> Requirement
Gather each line in the entries that includes the string "name".

> Items from a dataset
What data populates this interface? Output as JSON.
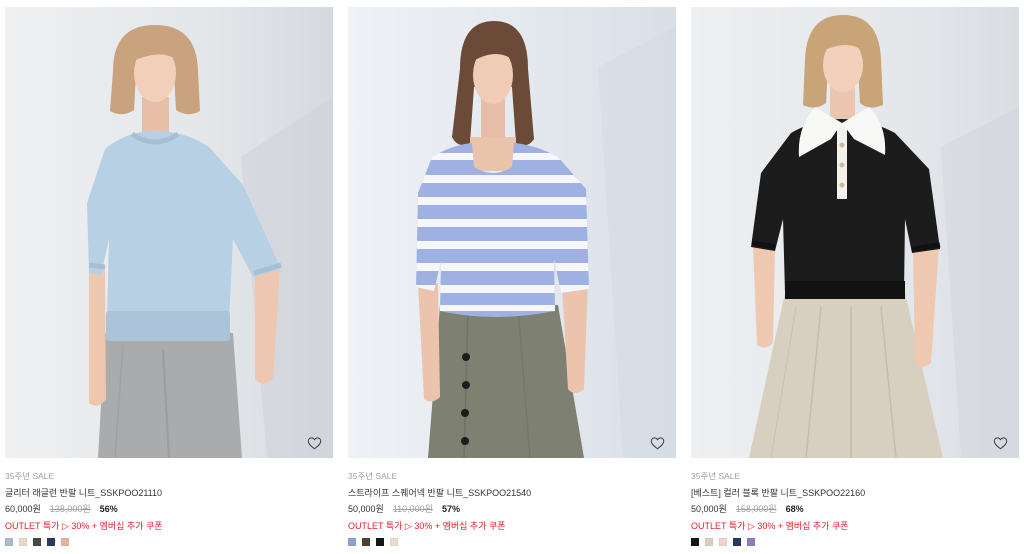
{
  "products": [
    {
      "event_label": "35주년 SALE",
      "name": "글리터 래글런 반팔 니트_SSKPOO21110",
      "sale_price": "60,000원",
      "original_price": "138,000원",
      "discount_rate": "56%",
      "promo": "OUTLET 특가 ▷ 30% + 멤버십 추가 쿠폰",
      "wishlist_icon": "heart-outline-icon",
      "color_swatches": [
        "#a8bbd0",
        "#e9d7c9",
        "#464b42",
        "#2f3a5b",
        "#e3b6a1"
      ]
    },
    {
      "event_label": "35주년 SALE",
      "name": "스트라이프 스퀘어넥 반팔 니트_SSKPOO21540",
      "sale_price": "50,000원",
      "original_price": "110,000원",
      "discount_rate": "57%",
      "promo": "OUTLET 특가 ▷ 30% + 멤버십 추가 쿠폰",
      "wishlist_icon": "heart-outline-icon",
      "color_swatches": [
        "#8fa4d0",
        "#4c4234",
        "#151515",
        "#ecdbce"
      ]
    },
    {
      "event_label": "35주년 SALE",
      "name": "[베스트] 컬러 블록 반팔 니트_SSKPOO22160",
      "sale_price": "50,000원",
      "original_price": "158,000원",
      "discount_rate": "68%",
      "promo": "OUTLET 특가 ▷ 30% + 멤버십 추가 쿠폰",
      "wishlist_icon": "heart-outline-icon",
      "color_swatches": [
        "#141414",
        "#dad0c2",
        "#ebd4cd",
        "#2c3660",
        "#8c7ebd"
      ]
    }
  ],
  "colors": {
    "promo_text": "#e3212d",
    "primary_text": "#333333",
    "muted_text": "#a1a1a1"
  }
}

> Exercise output
      "name": "글리터 래글런 반팔 니트_SSKPOO21110",
      "name": "스트라이프 스퀘어넥 반팔 니트_SSKPOO21540",
      "name": "[베스트] 컬러 블록 반팔 니트_SSKPOO22160",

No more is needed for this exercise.